Exercise brief: Among the entries below, how many lines include "icons"? Give the number alone.

Input for this task:
****************************************
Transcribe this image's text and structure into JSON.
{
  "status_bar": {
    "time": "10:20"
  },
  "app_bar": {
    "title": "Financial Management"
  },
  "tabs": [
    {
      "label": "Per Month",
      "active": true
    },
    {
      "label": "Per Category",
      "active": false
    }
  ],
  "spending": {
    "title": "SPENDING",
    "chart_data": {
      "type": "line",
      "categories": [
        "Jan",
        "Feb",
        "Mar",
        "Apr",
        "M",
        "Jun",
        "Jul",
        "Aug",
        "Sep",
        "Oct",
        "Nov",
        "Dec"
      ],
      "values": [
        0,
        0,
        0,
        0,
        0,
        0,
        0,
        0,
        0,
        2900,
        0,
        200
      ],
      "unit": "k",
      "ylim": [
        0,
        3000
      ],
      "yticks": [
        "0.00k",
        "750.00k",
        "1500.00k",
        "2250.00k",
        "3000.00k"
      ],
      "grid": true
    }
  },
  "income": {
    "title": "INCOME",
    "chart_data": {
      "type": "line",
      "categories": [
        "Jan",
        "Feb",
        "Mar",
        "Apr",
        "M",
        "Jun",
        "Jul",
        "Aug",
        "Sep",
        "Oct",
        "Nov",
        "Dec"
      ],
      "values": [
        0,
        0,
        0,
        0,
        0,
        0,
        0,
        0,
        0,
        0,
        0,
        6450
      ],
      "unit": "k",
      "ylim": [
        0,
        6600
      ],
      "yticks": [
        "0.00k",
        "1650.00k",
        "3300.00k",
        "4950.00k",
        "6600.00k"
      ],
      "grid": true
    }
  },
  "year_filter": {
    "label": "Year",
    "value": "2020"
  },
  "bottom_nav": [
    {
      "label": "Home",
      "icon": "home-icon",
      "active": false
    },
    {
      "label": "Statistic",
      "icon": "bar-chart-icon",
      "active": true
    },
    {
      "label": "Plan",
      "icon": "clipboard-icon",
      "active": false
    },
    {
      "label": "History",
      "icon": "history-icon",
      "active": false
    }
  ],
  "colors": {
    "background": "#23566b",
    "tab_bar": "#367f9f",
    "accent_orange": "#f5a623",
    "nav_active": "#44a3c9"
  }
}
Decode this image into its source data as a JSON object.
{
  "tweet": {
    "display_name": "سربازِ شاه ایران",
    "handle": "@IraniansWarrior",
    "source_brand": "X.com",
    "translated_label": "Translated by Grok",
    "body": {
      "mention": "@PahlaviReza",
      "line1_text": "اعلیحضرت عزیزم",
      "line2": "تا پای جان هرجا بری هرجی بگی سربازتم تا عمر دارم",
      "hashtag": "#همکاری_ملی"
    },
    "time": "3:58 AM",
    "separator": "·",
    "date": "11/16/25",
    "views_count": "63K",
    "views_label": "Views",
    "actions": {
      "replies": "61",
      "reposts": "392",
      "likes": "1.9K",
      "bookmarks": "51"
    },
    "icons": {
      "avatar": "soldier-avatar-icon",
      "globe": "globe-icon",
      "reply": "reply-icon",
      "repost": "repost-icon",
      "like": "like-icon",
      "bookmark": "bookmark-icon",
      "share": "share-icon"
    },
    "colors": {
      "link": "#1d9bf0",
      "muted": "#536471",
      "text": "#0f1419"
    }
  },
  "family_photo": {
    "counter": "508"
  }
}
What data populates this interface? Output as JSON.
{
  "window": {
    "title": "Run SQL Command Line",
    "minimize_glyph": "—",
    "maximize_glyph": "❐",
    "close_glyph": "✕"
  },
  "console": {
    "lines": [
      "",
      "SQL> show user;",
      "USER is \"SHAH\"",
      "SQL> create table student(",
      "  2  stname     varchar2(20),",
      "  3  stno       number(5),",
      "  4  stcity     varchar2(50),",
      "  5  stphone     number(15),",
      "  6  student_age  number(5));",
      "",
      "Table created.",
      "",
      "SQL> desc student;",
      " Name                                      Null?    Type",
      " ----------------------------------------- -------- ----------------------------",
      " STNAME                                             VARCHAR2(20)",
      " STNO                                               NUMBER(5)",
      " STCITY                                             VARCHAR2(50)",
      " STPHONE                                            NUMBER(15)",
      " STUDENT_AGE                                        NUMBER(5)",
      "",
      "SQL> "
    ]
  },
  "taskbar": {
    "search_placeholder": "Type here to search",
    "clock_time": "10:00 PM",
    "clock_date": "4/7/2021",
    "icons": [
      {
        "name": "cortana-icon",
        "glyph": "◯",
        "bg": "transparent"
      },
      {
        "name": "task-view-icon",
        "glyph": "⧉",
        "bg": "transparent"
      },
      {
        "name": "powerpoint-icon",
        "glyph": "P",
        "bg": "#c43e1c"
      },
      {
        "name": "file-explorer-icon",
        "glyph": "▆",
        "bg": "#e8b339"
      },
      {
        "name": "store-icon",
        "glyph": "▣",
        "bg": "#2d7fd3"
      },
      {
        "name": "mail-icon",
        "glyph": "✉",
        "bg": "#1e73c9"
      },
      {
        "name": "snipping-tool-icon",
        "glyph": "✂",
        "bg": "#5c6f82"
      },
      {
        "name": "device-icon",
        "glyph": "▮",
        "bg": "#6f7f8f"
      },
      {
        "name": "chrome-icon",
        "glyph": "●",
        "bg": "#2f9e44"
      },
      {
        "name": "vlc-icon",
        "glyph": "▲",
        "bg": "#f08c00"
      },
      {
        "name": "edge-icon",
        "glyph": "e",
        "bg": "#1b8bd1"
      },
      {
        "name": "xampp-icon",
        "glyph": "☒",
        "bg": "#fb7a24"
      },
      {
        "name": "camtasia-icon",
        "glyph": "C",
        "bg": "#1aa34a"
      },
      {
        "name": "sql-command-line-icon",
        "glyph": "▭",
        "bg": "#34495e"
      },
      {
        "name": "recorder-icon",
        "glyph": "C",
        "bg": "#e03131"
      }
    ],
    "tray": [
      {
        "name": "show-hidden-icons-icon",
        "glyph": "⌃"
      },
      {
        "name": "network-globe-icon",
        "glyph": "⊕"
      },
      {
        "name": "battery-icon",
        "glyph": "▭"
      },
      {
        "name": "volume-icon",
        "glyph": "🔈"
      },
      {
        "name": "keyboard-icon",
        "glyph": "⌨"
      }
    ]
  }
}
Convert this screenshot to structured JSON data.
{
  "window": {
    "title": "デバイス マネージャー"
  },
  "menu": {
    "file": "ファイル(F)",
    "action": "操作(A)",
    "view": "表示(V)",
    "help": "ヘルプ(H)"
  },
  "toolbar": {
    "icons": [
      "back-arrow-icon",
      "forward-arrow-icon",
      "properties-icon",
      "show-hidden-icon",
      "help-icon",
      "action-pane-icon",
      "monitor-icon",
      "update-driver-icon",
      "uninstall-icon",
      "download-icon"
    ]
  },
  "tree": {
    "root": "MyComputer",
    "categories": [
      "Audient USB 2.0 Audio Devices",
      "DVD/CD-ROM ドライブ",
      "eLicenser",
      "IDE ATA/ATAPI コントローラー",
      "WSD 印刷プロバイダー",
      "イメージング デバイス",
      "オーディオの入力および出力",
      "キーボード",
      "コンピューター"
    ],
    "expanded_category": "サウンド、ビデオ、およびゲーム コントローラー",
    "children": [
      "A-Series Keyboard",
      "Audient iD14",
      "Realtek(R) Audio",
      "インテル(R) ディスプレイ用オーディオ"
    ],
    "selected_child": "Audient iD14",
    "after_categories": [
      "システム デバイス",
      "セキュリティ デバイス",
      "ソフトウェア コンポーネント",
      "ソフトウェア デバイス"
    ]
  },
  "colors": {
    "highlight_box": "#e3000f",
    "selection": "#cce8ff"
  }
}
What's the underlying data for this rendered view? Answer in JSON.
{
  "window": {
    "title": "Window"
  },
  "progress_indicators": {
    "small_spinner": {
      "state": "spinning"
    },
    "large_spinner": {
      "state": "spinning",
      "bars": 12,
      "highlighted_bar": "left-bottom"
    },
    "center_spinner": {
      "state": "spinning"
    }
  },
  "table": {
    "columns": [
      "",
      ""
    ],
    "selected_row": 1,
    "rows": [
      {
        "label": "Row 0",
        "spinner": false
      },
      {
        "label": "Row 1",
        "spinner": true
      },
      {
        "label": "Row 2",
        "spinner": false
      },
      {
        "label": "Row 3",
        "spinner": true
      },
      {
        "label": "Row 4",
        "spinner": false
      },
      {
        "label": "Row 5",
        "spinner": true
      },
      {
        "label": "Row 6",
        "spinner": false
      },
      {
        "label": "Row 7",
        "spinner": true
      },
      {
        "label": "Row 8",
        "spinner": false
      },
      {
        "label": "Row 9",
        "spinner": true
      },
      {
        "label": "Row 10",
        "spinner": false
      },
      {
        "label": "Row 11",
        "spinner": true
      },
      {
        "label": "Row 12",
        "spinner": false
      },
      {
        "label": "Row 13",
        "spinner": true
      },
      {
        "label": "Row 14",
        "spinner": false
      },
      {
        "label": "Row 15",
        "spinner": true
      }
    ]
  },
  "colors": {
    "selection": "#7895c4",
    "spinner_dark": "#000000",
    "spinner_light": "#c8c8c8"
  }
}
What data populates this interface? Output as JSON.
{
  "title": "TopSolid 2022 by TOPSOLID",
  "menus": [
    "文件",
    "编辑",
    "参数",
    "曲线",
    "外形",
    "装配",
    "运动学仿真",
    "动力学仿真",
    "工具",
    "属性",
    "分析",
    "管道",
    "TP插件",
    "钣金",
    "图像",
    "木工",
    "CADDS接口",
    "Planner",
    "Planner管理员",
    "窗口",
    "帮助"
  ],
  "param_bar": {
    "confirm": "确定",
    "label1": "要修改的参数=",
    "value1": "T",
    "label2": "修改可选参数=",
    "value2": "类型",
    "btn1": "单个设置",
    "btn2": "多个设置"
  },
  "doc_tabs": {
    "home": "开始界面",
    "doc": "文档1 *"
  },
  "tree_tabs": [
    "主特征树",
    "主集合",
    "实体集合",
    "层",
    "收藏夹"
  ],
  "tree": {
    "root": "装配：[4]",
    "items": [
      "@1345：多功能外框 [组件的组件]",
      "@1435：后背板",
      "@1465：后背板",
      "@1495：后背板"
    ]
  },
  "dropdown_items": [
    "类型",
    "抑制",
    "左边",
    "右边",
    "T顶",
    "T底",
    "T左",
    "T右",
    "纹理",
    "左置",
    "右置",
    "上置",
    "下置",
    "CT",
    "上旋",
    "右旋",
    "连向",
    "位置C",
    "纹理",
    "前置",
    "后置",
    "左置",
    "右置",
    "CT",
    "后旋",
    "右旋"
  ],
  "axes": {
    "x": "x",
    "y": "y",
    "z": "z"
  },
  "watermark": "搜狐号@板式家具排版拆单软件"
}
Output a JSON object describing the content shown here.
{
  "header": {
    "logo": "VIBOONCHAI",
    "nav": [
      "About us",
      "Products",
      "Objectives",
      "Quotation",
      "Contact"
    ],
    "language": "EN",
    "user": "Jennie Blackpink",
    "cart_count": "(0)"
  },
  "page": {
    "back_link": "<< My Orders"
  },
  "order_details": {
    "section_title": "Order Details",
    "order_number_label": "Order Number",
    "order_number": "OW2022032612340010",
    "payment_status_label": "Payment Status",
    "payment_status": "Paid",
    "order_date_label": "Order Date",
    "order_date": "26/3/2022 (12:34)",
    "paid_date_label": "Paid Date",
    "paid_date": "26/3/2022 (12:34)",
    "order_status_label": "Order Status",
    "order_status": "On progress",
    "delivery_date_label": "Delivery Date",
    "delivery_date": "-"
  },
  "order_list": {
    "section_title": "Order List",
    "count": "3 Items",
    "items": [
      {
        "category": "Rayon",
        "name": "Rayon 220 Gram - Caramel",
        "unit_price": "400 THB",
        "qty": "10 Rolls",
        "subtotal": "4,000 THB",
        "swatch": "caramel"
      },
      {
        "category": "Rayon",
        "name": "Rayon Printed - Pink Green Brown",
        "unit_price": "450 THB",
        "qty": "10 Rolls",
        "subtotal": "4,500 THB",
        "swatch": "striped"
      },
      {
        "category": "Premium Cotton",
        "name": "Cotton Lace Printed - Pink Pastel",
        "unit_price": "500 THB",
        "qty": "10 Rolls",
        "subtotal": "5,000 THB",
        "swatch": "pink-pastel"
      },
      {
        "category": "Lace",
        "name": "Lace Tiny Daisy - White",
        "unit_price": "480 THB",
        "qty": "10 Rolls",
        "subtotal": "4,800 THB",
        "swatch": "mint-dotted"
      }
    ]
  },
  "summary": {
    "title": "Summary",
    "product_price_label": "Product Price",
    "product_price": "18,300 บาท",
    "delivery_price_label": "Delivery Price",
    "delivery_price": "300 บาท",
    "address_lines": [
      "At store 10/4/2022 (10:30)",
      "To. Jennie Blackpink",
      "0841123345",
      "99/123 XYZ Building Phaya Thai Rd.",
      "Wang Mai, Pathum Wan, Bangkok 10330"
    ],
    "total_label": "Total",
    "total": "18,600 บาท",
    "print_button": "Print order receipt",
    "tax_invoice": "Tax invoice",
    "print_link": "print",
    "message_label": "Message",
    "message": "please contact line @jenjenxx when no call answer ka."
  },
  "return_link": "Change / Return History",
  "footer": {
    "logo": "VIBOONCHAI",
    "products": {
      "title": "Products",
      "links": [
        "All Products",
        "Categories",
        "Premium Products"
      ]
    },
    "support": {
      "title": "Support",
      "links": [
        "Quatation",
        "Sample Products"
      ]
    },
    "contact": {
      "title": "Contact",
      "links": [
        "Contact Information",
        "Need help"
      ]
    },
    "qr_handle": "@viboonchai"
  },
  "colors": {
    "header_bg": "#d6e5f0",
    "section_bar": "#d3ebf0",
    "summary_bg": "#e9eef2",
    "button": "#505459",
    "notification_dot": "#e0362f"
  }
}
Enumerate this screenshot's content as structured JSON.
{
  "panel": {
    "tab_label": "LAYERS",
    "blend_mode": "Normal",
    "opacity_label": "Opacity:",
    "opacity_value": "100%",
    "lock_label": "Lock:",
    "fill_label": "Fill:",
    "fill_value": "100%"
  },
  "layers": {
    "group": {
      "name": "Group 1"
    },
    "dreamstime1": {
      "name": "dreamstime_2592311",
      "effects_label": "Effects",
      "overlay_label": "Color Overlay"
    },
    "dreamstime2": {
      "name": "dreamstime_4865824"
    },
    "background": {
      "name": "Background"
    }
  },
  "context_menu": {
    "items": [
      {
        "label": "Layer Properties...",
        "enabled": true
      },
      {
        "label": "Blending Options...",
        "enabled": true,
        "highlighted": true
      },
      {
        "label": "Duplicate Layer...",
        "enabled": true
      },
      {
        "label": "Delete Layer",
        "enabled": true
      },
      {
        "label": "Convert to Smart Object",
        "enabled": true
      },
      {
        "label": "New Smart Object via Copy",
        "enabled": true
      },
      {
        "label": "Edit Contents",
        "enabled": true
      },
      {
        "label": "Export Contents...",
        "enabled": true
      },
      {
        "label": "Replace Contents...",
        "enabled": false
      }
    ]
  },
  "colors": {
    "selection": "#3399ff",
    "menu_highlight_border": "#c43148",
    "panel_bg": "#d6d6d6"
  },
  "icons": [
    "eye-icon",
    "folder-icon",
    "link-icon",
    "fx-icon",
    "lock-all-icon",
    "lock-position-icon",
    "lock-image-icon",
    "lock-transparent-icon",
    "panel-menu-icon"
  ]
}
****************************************
Exercise solution: 5